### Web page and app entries
□ □ □ □ □

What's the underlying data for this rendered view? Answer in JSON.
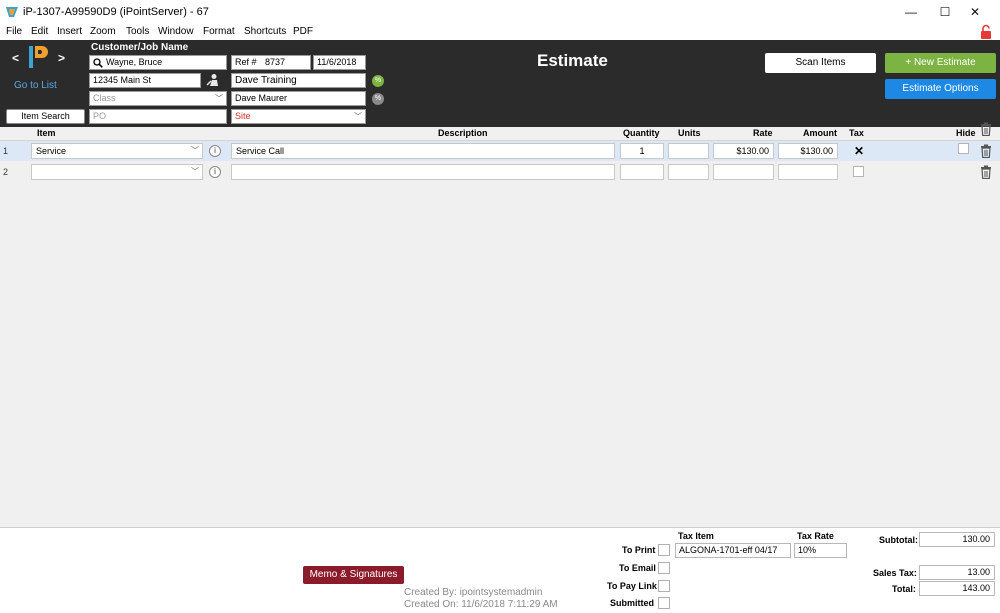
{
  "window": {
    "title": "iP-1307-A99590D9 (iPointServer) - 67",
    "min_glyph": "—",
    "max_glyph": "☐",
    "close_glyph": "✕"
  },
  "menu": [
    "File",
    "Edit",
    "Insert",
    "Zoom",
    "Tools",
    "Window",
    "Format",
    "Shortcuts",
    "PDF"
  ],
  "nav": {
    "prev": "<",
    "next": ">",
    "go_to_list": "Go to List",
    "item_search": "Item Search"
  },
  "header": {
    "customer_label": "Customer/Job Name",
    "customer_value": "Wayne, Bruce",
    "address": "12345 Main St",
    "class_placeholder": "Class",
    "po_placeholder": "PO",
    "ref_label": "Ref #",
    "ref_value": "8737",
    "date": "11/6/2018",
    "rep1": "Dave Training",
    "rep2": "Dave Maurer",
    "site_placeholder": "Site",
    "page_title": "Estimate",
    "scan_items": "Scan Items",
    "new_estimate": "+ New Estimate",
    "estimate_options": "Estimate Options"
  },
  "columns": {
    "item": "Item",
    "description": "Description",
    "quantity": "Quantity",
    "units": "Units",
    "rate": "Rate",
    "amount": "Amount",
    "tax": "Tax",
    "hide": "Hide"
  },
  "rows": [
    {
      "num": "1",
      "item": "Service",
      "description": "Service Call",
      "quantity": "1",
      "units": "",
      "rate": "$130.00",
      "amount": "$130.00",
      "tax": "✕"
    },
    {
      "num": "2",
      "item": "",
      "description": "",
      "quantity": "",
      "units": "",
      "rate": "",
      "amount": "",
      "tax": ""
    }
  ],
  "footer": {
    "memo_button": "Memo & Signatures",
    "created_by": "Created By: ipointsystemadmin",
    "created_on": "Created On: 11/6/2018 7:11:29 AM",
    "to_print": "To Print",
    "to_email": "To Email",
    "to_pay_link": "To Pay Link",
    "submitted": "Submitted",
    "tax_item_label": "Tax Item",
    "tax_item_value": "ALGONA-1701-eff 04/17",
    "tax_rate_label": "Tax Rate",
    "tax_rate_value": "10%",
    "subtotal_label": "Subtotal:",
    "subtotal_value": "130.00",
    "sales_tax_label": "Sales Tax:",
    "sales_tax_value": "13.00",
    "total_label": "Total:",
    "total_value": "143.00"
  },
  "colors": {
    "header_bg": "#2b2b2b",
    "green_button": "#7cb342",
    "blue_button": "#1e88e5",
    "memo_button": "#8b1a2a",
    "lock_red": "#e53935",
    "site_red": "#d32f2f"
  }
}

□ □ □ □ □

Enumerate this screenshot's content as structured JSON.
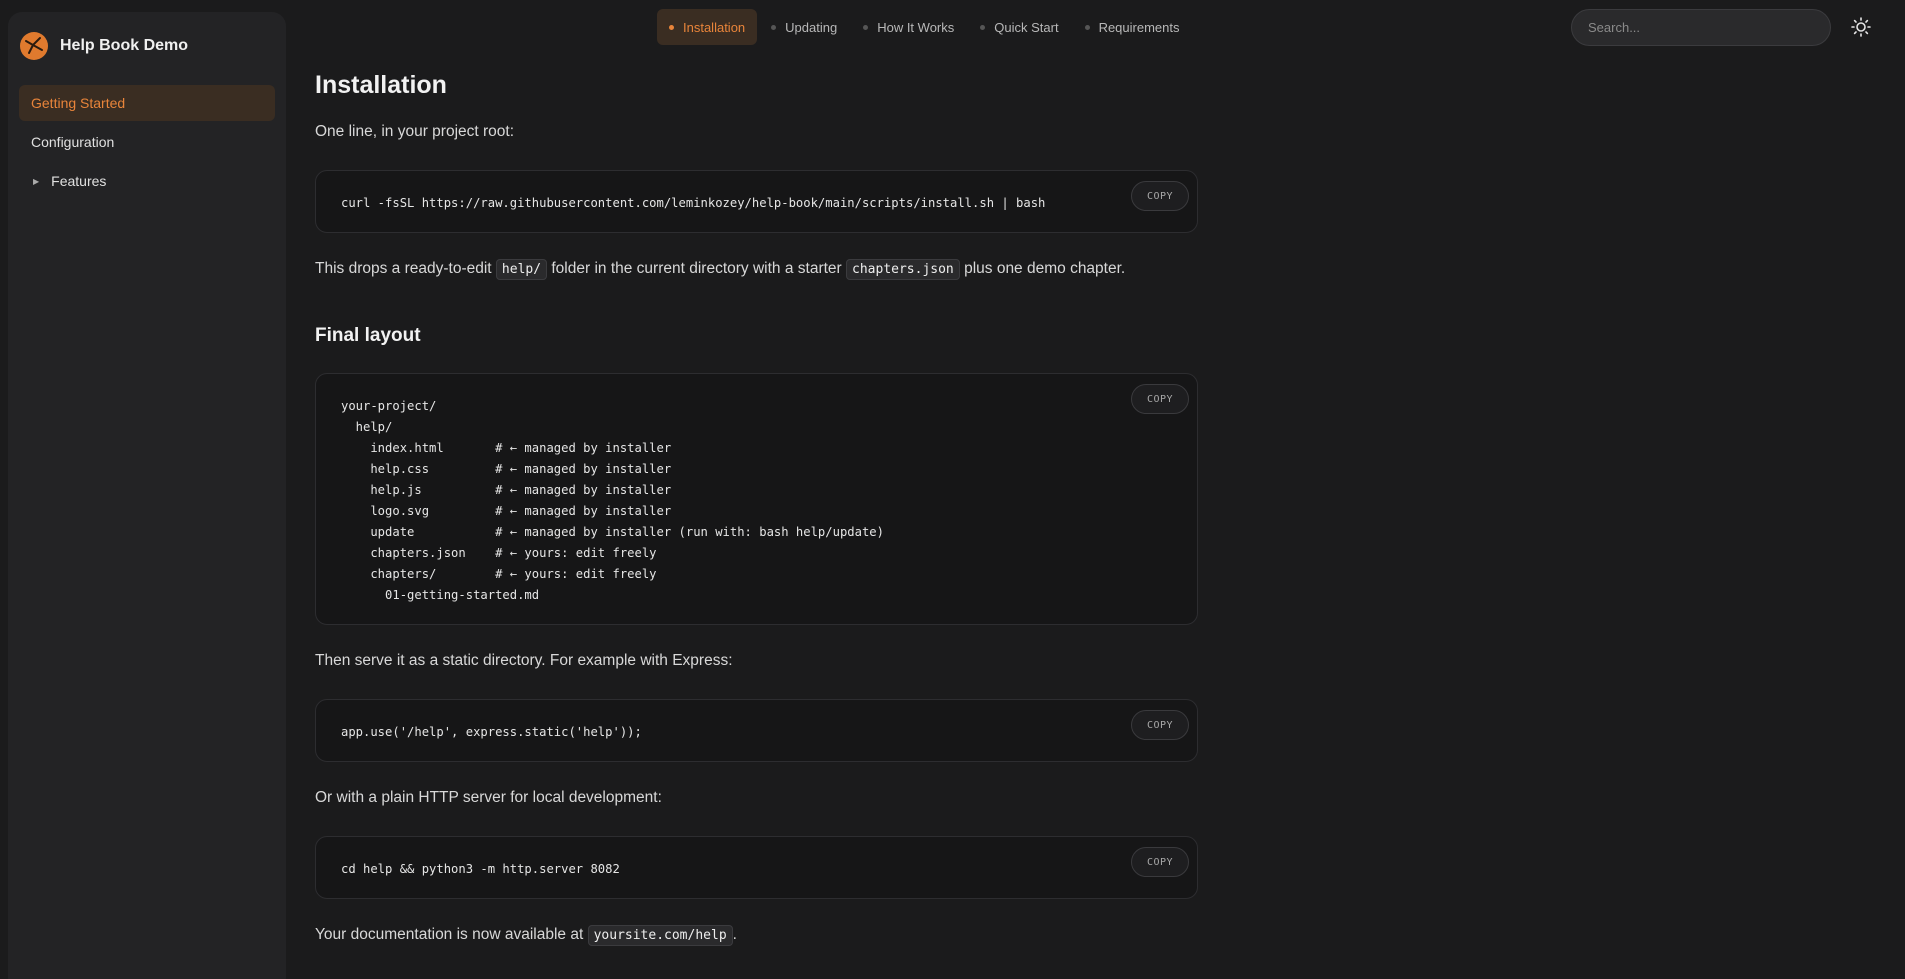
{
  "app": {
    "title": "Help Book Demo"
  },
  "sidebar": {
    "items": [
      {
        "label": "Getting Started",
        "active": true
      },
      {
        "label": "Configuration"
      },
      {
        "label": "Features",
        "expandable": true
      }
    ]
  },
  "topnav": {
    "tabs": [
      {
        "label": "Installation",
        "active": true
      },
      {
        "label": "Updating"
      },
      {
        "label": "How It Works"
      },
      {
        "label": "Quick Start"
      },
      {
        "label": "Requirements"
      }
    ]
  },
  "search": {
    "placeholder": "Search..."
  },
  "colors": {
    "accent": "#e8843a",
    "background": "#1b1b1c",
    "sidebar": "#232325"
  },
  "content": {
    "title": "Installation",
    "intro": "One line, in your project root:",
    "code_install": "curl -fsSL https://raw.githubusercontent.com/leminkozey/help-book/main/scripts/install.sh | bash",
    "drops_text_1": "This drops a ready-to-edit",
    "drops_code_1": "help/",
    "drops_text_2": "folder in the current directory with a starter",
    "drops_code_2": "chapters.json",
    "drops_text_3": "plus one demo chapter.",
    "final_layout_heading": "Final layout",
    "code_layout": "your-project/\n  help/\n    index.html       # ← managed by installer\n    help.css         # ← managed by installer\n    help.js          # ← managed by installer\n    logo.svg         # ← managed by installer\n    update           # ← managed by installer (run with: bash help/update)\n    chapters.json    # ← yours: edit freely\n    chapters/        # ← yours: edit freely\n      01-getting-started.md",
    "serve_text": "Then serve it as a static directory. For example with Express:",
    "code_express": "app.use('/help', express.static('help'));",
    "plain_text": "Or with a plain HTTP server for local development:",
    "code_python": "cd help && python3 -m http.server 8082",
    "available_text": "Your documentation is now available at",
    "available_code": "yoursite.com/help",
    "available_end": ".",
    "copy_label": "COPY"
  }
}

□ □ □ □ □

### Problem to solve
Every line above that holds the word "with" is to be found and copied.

### Completed task
    "drops_text_2": "folder in the current directory with a starter",
    "code_layout": "your-project/\n  help/\n    index.html       # ← managed by installer\n    help.css         # ← managed by installer\n    help.js          # ← managed by installer\n    logo.svg         # ← managed by installer\n    update           # ← managed by installer (run with: bash help/update)\n    chapters.json    # ← yours: edit freely\n    chapters/        # ← yours: edit freely\n      01-getting-started.md",
    "serve_text": "Then serve it as a static directory. For example with Express:",
    "plain_text": "Or with a plain HTTP server for local development:",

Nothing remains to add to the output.